Data for this exercise Block Start
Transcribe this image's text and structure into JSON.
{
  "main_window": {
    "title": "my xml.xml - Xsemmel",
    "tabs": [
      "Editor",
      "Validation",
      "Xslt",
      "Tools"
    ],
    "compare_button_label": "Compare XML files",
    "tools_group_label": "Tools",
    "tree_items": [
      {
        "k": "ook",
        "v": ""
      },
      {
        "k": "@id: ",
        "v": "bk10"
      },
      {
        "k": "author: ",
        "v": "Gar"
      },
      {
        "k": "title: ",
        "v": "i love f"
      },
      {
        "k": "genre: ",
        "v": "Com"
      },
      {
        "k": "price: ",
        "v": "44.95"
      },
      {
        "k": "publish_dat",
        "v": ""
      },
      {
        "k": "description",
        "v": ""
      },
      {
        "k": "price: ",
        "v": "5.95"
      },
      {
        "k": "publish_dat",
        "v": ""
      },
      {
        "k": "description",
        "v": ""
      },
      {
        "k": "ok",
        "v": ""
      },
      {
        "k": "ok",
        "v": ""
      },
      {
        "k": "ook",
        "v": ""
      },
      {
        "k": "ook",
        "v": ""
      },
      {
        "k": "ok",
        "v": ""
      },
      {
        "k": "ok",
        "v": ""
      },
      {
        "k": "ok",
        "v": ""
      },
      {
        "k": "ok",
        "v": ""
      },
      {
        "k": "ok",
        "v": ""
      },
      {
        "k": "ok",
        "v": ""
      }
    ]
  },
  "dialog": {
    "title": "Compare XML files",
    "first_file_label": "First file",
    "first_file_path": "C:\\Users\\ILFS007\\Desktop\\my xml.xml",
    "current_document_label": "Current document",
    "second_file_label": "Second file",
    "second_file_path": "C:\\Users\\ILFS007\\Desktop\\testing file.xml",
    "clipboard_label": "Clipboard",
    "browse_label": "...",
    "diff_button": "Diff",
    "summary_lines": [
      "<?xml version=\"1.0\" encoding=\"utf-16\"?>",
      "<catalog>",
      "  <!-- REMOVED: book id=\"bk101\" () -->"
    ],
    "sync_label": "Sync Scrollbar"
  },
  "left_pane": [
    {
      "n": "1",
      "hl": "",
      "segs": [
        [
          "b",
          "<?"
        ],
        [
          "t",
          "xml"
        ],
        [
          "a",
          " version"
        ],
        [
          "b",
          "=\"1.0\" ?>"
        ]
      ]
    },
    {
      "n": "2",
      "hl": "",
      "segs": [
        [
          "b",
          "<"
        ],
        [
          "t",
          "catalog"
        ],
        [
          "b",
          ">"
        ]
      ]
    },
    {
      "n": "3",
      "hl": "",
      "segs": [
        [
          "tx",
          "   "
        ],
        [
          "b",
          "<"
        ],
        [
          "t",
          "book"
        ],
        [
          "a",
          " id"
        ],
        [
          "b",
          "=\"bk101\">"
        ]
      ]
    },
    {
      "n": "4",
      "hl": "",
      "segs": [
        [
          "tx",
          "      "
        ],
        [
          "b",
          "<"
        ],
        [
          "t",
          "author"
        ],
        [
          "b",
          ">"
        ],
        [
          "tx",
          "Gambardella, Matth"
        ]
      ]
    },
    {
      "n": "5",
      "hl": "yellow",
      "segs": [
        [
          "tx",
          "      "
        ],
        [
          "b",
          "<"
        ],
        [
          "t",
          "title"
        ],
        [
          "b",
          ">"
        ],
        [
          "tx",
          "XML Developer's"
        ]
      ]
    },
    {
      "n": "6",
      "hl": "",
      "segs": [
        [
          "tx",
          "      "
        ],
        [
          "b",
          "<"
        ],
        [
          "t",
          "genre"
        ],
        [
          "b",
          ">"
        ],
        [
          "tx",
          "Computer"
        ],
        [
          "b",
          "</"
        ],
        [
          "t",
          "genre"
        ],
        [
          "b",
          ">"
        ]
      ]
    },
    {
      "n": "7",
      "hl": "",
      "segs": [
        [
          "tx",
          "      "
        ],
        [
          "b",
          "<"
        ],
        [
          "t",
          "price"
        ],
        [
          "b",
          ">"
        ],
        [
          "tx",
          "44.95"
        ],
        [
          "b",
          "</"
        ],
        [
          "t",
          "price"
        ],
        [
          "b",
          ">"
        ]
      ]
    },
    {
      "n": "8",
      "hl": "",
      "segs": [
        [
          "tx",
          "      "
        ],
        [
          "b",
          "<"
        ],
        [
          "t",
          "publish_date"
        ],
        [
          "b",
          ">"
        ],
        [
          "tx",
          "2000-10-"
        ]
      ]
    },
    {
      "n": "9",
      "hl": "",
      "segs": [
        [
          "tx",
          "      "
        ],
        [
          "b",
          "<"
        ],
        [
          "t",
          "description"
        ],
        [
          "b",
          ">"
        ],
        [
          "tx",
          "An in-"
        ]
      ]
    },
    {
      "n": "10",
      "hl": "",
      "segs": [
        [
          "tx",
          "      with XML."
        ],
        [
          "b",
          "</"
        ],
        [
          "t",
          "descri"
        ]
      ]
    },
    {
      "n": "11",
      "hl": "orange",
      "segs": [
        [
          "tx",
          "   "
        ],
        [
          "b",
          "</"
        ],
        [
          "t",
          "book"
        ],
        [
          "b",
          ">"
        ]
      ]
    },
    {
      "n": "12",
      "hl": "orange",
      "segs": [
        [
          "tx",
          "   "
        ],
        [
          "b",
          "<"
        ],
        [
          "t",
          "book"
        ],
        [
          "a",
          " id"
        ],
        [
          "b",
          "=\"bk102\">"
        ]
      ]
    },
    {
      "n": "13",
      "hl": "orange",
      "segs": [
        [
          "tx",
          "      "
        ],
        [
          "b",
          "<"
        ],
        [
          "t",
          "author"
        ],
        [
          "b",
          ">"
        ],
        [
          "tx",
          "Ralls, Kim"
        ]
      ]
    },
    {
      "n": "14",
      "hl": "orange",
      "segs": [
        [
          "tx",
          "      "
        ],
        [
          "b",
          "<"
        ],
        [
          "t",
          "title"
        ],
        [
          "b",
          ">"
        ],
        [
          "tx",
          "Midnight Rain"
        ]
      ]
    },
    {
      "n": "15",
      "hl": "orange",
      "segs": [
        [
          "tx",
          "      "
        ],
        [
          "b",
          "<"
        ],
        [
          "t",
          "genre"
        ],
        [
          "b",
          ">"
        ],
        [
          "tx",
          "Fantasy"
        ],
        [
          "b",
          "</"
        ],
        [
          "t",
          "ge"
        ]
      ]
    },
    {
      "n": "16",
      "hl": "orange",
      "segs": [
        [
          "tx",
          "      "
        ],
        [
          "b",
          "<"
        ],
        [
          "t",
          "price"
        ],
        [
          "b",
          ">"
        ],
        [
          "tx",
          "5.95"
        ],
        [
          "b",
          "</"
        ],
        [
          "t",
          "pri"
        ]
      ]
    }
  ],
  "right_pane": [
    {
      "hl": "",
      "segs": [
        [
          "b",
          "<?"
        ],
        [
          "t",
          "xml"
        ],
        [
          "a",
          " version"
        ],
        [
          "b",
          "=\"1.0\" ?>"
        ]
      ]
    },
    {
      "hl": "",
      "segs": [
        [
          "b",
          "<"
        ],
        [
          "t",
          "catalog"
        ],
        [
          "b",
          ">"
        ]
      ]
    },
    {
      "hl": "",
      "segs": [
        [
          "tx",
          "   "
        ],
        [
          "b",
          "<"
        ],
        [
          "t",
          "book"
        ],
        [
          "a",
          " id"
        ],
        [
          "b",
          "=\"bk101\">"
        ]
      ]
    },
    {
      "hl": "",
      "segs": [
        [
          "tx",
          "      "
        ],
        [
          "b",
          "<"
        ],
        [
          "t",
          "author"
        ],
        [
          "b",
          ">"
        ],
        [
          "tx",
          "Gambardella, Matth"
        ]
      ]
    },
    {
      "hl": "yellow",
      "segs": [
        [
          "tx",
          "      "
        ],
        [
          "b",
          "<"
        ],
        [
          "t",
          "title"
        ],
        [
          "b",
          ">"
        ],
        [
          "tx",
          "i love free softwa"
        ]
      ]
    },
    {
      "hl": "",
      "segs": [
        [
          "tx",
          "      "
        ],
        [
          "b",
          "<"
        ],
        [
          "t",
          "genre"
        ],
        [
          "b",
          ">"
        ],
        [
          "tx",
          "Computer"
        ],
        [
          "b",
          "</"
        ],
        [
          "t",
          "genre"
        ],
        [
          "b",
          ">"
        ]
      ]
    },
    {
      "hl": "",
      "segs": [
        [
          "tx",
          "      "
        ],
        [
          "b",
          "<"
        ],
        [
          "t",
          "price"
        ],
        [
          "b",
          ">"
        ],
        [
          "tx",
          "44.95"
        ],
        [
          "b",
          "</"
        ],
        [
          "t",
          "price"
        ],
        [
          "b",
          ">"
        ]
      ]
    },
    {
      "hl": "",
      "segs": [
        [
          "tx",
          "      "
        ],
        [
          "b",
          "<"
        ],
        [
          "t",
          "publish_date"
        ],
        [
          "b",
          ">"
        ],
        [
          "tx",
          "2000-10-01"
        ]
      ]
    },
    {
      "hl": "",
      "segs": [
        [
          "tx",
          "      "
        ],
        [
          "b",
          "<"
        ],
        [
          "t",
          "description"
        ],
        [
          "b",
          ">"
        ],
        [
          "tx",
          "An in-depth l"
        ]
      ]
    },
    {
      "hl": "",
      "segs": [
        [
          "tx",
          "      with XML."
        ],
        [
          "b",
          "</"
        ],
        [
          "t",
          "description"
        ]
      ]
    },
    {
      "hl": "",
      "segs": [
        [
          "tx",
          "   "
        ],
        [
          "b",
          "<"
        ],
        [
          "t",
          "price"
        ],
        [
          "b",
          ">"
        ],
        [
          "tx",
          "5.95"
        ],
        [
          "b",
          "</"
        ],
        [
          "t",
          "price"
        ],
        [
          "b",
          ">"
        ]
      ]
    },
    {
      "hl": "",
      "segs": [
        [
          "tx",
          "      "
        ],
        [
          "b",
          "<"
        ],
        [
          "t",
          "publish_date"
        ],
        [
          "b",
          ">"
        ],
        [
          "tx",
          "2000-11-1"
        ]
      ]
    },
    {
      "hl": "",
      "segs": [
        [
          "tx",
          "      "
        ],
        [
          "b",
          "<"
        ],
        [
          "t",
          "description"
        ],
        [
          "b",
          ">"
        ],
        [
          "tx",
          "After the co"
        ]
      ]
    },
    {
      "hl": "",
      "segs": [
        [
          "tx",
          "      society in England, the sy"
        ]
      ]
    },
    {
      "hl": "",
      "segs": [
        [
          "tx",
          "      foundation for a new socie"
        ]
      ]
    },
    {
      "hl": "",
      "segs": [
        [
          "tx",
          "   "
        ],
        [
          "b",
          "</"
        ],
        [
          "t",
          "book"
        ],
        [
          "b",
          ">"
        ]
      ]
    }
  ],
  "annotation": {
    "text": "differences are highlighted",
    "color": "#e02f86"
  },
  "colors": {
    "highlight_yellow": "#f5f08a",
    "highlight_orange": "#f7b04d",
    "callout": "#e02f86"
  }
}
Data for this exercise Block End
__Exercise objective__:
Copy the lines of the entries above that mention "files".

__Task response__:
    "compare_button_label": "Compare XML files",
    "title": "Compare XML files",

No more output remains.